*** Block opens ***

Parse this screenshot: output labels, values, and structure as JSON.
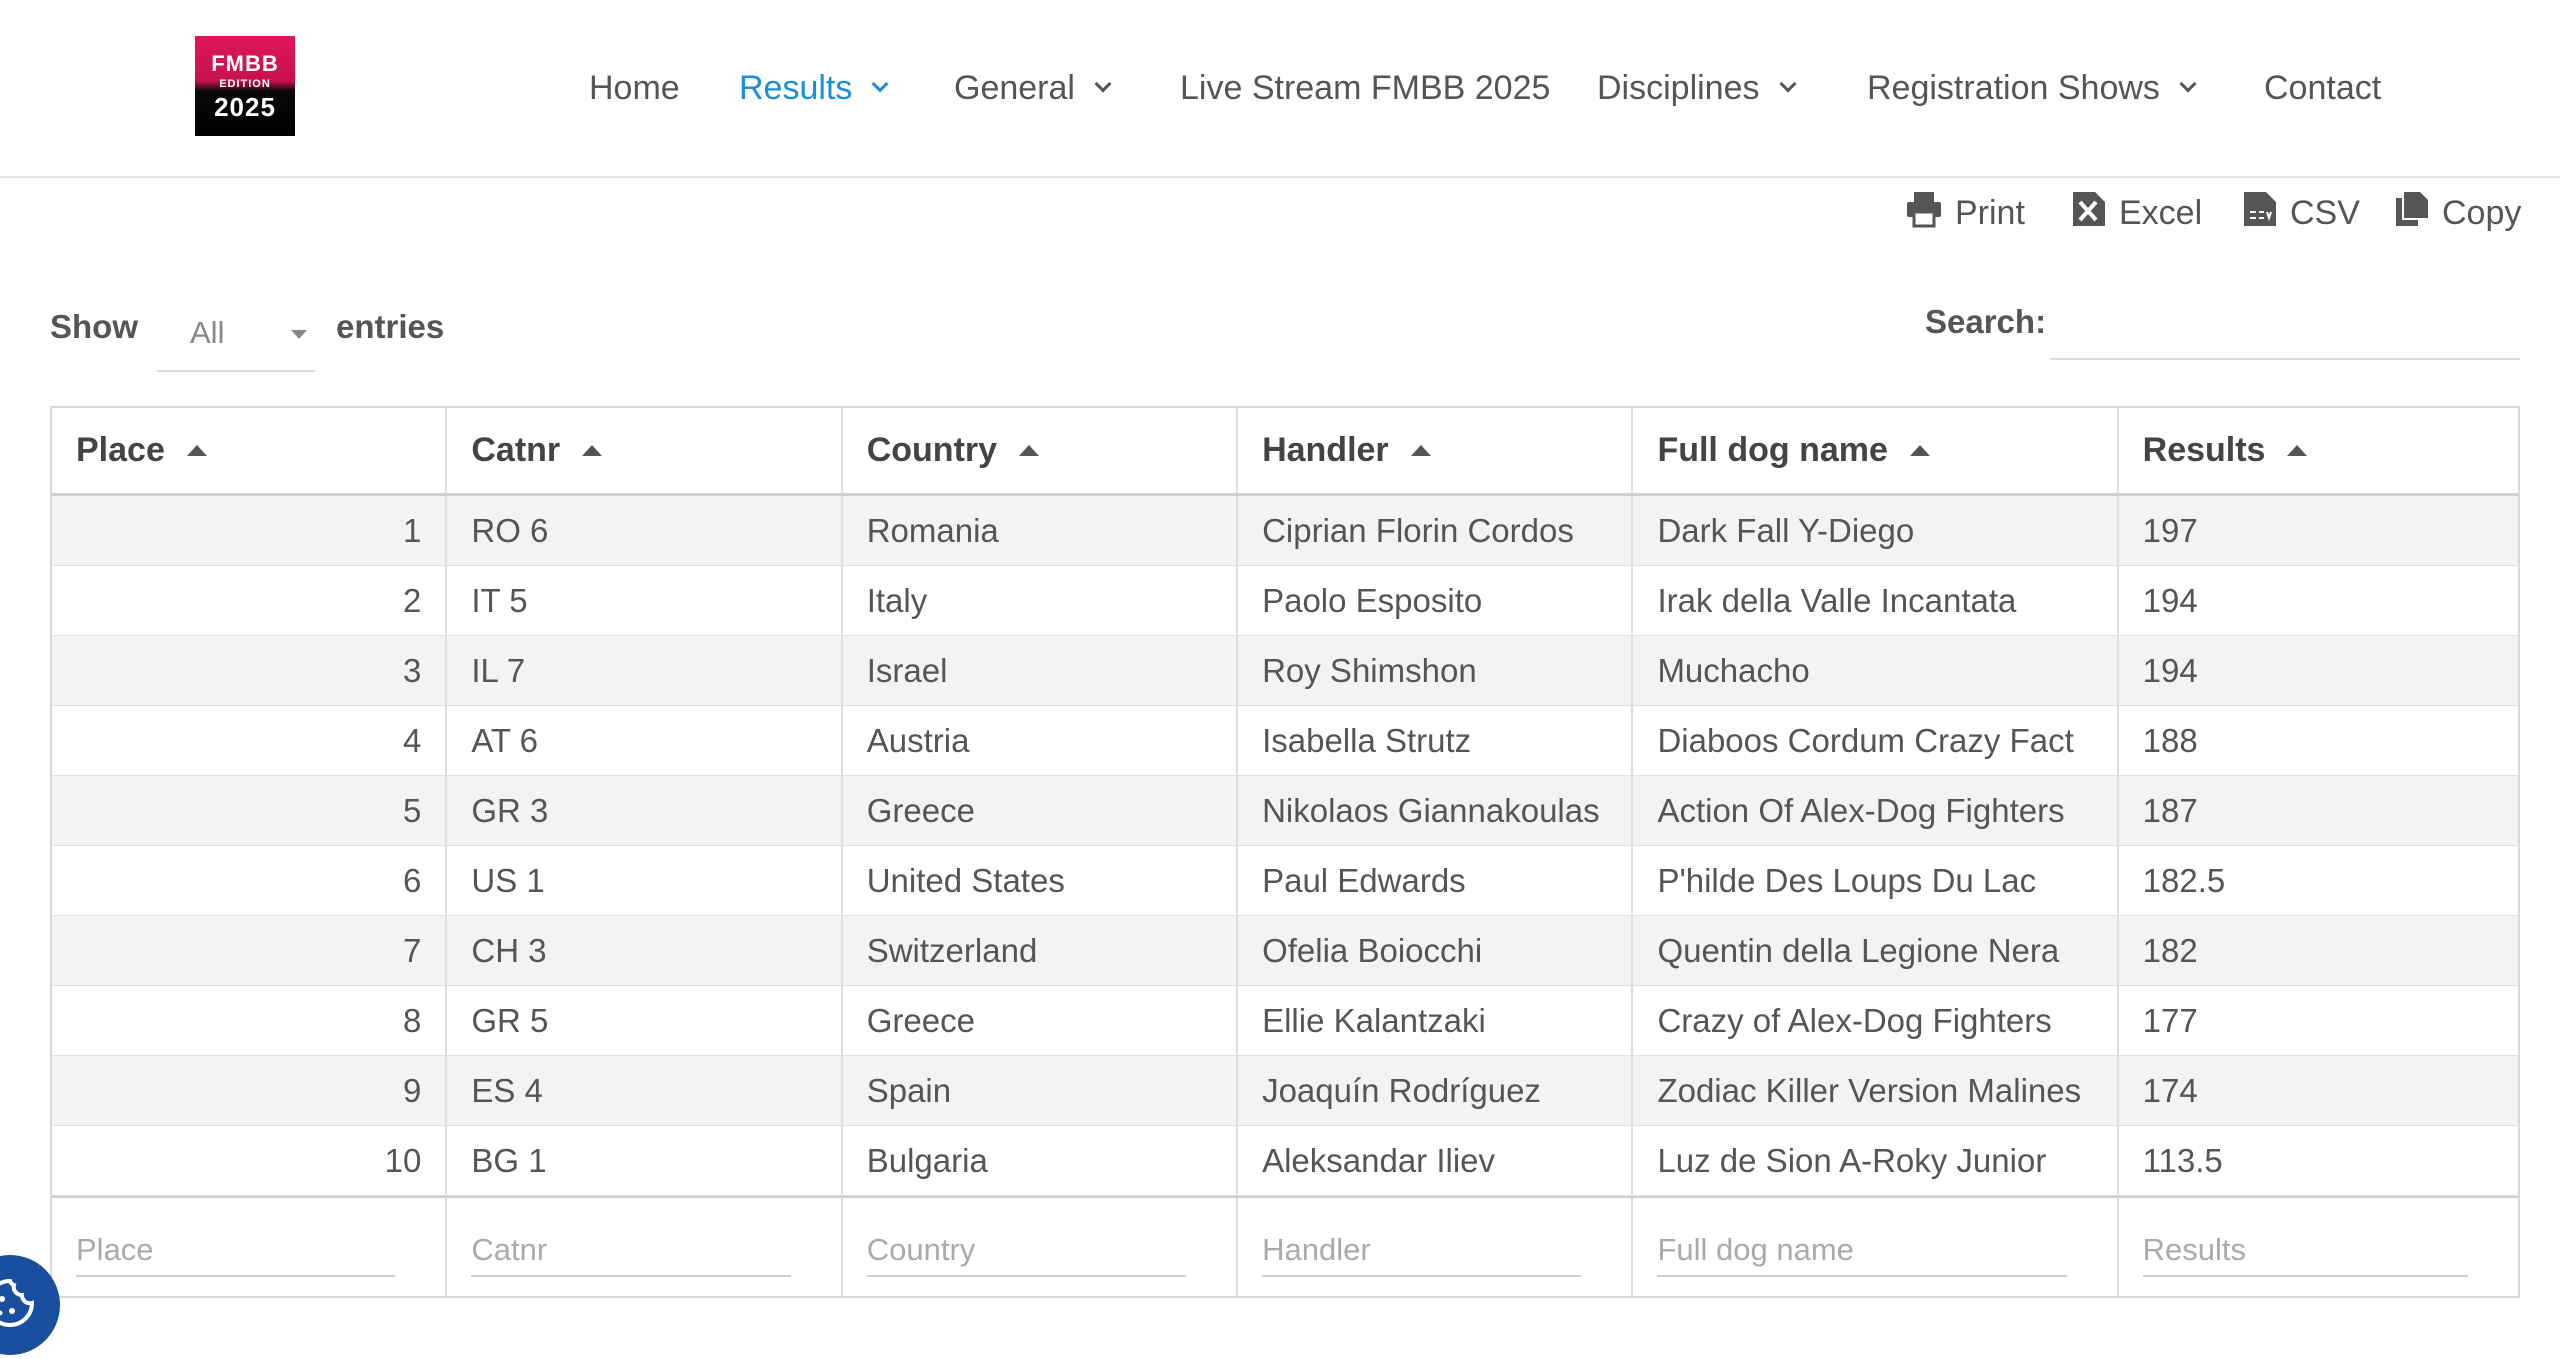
{
  "logo": {
    "line1": "FMBB",
    "line2": "EDITION",
    "line3": "2025"
  },
  "nav": {
    "items": [
      {
        "label": "Home"
      },
      {
        "label": "Results"
      },
      {
        "label": "General"
      },
      {
        "label": "Live Stream FMBB 2025"
      },
      {
        "label": "Disciplines"
      },
      {
        "label": "Registration Shows"
      },
      {
        "label": "Contact"
      }
    ],
    "active_color": "#1b8fd6"
  },
  "export": {
    "print": "Print",
    "excel": "Excel",
    "csv": "CSV",
    "copy": "Copy"
  },
  "length": {
    "show": "Show",
    "selected": "All",
    "entries": "entries"
  },
  "search": {
    "label": "Search:",
    "value": ""
  },
  "table": {
    "columns": [
      "Place",
      "Catnr",
      "Country",
      "Handler",
      "Full dog name",
      "Results"
    ],
    "rows": [
      [
        "1",
        "RO 6",
        "Romania",
        "Ciprian Florin Cordos",
        "Dark Fall Y-Diego",
        "197"
      ],
      [
        "2",
        "IT 5",
        "Italy",
        "Paolo Esposito",
        "Irak della Valle Incantata",
        "194"
      ],
      [
        "3",
        "IL 7",
        "Israel",
        "Roy Shimshon",
        "Muchacho",
        "194"
      ],
      [
        "4",
        "AT 6",
        "Austria",
        "Isabella Strutz",
        "Diaboos Cordum Crazy Fact",
        "188"
      ],
      [
        "5",
        "GR 3",
        "Greece",
        "Nikolaos Giannakoulas",
        "Action Of Alex-Dog Fighters",
        "187"
      ],
      [
        "6",
        "US 1",
        "United States",
        "Paul Edwards",
        "P'hilde Des Loups Du Lac",
        "182.5"
      ],
      [
        "7",
        "CH 3",
        "Switzerland",
        "Ofelia Boiocchi",
        "Quentin della Legione Nera",
        "182"
      ],
      [
        "8",
        "GR 5",
        "Greece",
        "Ellie Kalantzaki",
        "Crazy of Alex-Dog Fighters",
        "177"
      ],
      [
        "9",
        "ES 4",
        "Spain",
        "Joaquín Rodríguez",
        "Zodiac Killer Version Malines",
        "174"
      ],
      [
        "10",
        "BG 1",
        "Bulgaria",
        "Aleksandar Iliev",
        "Luz de Sion A-Roky Junior",
        "113.5"
      ]
    ],
    "filter_placeholders": [
      "Place",
      "Catnr",
      "Country",
      "Handler",
      "Full dog name",
      "Results"
    ]
  },
  "colors": {
    "cookie_button": "#1a4fa0",
    "logo_pink": "#e0175e"
  }
}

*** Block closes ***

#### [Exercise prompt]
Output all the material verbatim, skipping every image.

#### [Solved problem]
Parse this screenshot: output labels, values, and structure as JSON.
{
  "logo": {
    "line1": "FMBB",
    "line2": "EDITION",
    "line3": "2025"
  },
  "nav": {
    "items": [
      {
        "label": "Home"
      },
      {
        "label": "Results"
      },
      {
        "label": "General"
      },
      {
        "label": "Live Stream FMBB 2025"
      },
      {
        "label": "Disciplines"
      },
      {
        "label": "Registration Shows"
      },
      {
        "label": "Contact"
      }
    ],
    "active_color": "#1b8fd6"
  },
  "export": {
    "print": "Print",
    "excel": "Excel",
    "csv": "CSV",
    "copy": "Copy"
  },
  "length": {
    "show": "Show",
    "selected": "All",
    "entries": "entries"
  },
  "search": {
    "label": "Search:",
    "value": ""
  },
  "table": {
    "columns": [
      "Place",
      "Catnr",
      "Country",
      "Handler",
      "Full dog name",
      "Results"
    ],
    "rows": [
      [
        "1",
        "RO 6",
        "Romania",
        "Ciprian Florin Cordos",
        "Dark Fall Y-Diego",
        "197"
      ],
      [
        "2",
        "IT 5",
        "Italy",
        "Paolo Esposito",
        "Irak della Valle Incantata",
        "194"
      ],
      [
        "3",
        "IL 7",
        "Israel",
        "Roy Shimshon",
        "Muchacho",
        "194"
      ],
      [
        "4",
        "AT 6",
        "Austria",
        "Isabella Strutz",
        "Diaboos Cordum Crazy Fact",
        "188"
      ],
      [
        "5",
        "GR 3",
        "Greece",
        "Nikolaos Giannakoulas",
        "Action Of Alex-Dog Fighters",
        "187"
      ],
      [
        "6",
        "US 1",
        "United States",
        "Paul Edwards",
        "P'hilde Des Loups Du Lac",
        "182.5"
      ],
      [
        "7",
        "CH 3",
        "Switzerland",
        "Ofelia Boiocchi",
        "Quentin della Legione Nera",
        "182"
      ],
      [
        "8",
        "GR 5",
        "Greece",
        "Ellie Kalantzaki",
        "Crazy of Alex-Dog Fighters",
        "177"
      ],
      [
        "9",
        "ES 4",
        "Spain",
        "Joaquín Rodríguez",
        "Zodiac Killer Version Malines",
        "174"
      ],
      [
        "10",
        "BG 1",
        "Bulgaria",
        "Aleksandar Iliev",
        "Luz de Sion A-Roky Junior",
        "113.5"
      ]
    ],
    "filter_placeholders": [
      "Place",
      "Catnr",
      "Country",
      "Handler",
      "Full dog name",
      "Results"
    ]
  },
  "colors": {
    "cookie_button": "#1a4fa0",
    "logo_pink": "#e0175e"
  }
}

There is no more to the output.